#### [What to work on]
Repeat the entries below in full, with every character unchanged.

#### [Stored data]

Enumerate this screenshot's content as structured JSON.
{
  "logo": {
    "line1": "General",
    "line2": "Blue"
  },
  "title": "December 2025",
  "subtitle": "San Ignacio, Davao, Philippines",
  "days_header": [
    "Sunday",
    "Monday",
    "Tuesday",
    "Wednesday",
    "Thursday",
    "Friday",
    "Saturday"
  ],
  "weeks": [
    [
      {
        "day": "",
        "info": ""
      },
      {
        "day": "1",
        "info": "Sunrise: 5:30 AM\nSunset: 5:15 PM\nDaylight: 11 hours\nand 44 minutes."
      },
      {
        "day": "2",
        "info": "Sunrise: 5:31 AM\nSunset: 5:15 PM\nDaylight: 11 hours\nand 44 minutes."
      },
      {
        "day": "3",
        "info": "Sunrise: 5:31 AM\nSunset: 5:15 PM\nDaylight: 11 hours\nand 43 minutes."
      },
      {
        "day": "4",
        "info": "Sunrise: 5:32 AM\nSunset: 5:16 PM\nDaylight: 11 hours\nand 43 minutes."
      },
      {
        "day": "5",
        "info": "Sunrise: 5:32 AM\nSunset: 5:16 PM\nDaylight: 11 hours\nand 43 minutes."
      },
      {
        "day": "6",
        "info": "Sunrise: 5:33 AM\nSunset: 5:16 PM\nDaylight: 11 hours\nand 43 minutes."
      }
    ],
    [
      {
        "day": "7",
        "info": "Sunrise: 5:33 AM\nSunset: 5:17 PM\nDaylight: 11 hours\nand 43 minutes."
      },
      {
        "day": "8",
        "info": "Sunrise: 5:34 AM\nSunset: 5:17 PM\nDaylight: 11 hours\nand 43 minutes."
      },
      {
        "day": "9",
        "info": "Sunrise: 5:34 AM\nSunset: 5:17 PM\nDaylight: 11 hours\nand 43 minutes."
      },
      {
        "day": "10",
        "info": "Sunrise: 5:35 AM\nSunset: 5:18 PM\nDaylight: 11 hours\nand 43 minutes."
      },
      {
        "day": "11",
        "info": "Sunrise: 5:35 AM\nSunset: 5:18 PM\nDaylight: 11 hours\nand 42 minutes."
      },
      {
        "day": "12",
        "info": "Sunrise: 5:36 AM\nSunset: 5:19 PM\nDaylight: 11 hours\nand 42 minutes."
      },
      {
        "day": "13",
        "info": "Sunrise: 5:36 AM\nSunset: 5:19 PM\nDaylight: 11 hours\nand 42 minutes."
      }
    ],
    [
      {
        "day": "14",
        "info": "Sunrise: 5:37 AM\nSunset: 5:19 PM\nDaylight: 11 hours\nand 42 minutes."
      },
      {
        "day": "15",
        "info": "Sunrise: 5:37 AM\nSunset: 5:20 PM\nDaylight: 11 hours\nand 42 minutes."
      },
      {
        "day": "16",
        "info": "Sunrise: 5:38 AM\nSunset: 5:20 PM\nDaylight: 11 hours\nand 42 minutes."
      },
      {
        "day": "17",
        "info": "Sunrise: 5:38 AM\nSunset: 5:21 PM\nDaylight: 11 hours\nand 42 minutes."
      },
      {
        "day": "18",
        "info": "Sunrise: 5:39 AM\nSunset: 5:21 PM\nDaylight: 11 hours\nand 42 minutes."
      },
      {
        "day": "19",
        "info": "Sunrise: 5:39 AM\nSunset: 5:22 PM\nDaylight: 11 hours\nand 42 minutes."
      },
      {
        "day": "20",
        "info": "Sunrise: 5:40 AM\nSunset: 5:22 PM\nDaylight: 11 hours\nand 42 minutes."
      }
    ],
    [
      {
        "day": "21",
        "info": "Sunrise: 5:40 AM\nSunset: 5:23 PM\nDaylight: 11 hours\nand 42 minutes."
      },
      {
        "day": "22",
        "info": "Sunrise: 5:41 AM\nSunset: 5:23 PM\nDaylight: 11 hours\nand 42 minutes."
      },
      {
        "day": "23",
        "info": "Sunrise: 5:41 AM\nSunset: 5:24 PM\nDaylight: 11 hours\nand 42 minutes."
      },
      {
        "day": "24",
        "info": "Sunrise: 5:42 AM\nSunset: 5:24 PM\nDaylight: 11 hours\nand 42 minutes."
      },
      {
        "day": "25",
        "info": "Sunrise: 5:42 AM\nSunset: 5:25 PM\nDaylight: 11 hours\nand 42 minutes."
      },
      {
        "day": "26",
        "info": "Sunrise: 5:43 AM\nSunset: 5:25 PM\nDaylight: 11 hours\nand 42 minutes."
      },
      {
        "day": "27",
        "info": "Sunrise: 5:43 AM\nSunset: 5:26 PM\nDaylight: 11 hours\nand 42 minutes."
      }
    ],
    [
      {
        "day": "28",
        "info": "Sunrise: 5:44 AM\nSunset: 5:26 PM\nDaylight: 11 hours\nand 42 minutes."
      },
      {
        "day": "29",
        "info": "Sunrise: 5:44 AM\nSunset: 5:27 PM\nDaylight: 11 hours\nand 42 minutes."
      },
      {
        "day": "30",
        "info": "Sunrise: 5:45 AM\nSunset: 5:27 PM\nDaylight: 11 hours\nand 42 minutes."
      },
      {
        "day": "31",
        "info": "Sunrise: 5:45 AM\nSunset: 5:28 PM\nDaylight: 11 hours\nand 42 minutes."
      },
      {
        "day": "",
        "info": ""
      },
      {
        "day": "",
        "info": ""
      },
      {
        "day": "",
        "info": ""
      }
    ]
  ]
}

#### [Solution]
Enumerate this screenshot's content as structured JSON.
{
  "logo": {
    "line1": "General",
    "line2": "Blue"
  },
  "title": "December 2025",
  "subtitle": "San Ignacio, Davao, Philippines",
  "days_header": [
    "Sunday",
    "Monday",
    "Tuesday",
    "Wednesday",
    "Thursday",
    "Friday",
    "Saturday"
  ],
  "weeks": [
    [
      {
        "day": "",
        "info": ""
      },
      {
        "day": "1",
        "info": "Sunrise: 5:30 AM\nSunset: 5:15 PM\nDaylight: 11 hours\nand 44 minutes."
      },
      {
        "day": "2",
        "info": "Sunrise: 5:31 AM\nSunset: 5:15 PM\nDaylight: 11 hours\nand 44 minutes."
      },
      {
        "day": "3",
        "info": "Sunrise: 5:31 AM\nSunset: 5:15 PM\nDaylight: 11 hours\nand 43 minutes."
      },
      {
        "day": "4",
        "info": "Sunrise: 5:32 AM\nSunset: 5:16 PM\nDaylight: 11 hours\nand 43 minutes."
      },
      {
        "day": "5",
        "info": "Sunrise: 5:32 AM\nSunset: 5:16 PM\nDaylight: 11 hours\nand 43 minutes."
      },
      {
        "day": "6",
        "info": "Sunrise: 5:33 AM\nSunset: 5:16 PM\nDaylight: 11 hours\nand 43 minutes."
      }
    ],
    [
      {
        "day": "7",
        "info": "Sunrise: 5:33 AM\nSunset: 5:17 PM\nDaylight: 11 hours\nand 43 minutes."
      },
      {
        "day": "8",
        "info": "Sunrise: 5:34 AM\nSunset: 5:17 PM\nDaylight: 11 hours\nand 43 minutes."
      },
      {
        "day": "9",
        "info": "Sunrise: 5:34 AM\nSunset: 5:17 PM\nDaylight: 11 hours\nand 43 minutes."
      },
      {
        "day": "10",
        "info": "Sunrise: 5:35 AM\nSunset: 5:18 PM\nDaylight: 11 hours\nand 43 minutes."
      },
      {
        "day": "11",
        "info": "Sunrise: 5:35 AM\nSunset: 5:18 PM\nDaylight: 11 hours\nand 42 minutes."
      },
      {
        "day": "12",
        "info": "Sunrise: 5:36 AM\nSunset: 5:19 PM\nDaylight: 11 hours\nand 42 minutes."
      },
      {
        "day": "13",
        "info": "Sunrise: 5:36 AM\nSunset: 5:19 PM\nDaylight: 11 hours\nand 42 minutes."
      }
    ],
    [
      {
        "day": "14",
        "info": "Sunrise: 5:37 AM\nSunset: 5:19 PM\nDaylight: 11 hours\nand 42 minutes."
      },
      {
        "day": "15",
        "info": "Sunrise: 5:37 AM\nSunset: 5:20 PM\nDaylight: 11 hours\nand 42 minutes."
      },
      {
        "day": "16",
        "info": "Sunrise: 5:38 AM\nSunset: 5:20 PM\nDaylight: 11 hours\nand 42 minutes."
      },
      {
        "day": "17",
        "info": "Sunrise: 5:38 AM\nSunset: 5:21 PM\nDaylight: 11 hours\nand 42 minutes."
      },
      {
        "day": "18",
        "info": "Sunrise: 5:39 AM\nSunset: 5:21 PM\nDaylight: 11 hours\nand 42 minutes."
      },
      {
        "day": "19",
        "info": "Sunrise: 5:39 AM\nSunset: 5:22 PM\nDaylight: 11 hours\nand 42 minutes."
      },
      {
        "day": "20",
        "info": "Sunrise: 5:40 AM\nSunset: 5:22 PM\nDaylight: 11 hours\nand 42 minutes."
      }
    ],
    [
      {
        "day": "21",
        "info": "Sunrise: 5:40 AM\nSunset: 5:23 PM\nDaylight: 11 hours\nand 42 minutes."
      },
      {
        "day": "22",
        "info": "Sunrise: 5:41 AM\nSunset: 5:23 PM\nDaylight: 11 hours\nand 42 minutes."
      },
      {
        "day": "23",
        "info": "Sunrise: 5:41 AM\nSunset: 5:24 PM\nDaylight: 11 hours\nand 42 minutes."
      },
      {
        "day": "24",
        "info": "Sunrise: 5:42 AM\nSunset: 5:24 PM\nDaylight: 11 hours\nand 42 minutes."
      },
      {
        "day": "25",
        "info": "Sunrise: 5:42 AM\nSunset: 5:25 PM\nDaylight: 11 hours\nand 42 minutes."
      },
      {
        "day": "26",
        "info": "Sunrise: 5:43 AM\nSunset: 5:25 PM\nDaylight: 11 hours\nand 42 minutes."
      },
      {
        "day": "27",
        "info": "Sunrise: 5:43 AM\nSunset: 5:26 PM\nDaylight: 11 hours\nand 42 minutes."
      }
    ],
    [
      {
        "day": "28",
        "info": "Sunrise: 5:44 AM\nSunset: 5:26 PM\nDaylight: 11 hours\nand 42 minutes."
      },
      {
        "day": "29",
        "info": "Sunrise: 5:44 AM\nSunset: 5:27 PM\nDaylight: 11 hours\nand 42 minutes."
      },
      {
        "day": "30",
        "info": "Sunrise: 5:45 AM\nSunset: 5:27 PM\nDaylight: 11 hours\nand 42 minutes."
      },
      {
        "day": "31",
        "info": "Sunrise: 5:45 AM\nSunset: 5:28 PM\nDaylight: 11 hours\nand 42 minutes."
      },
      {
        "day": "",
        "info": ""
      },
      {
        "day": "",
        "info": ""
      },
      {
        "day": "",
        "info": ""
      }
    ]
  ]
}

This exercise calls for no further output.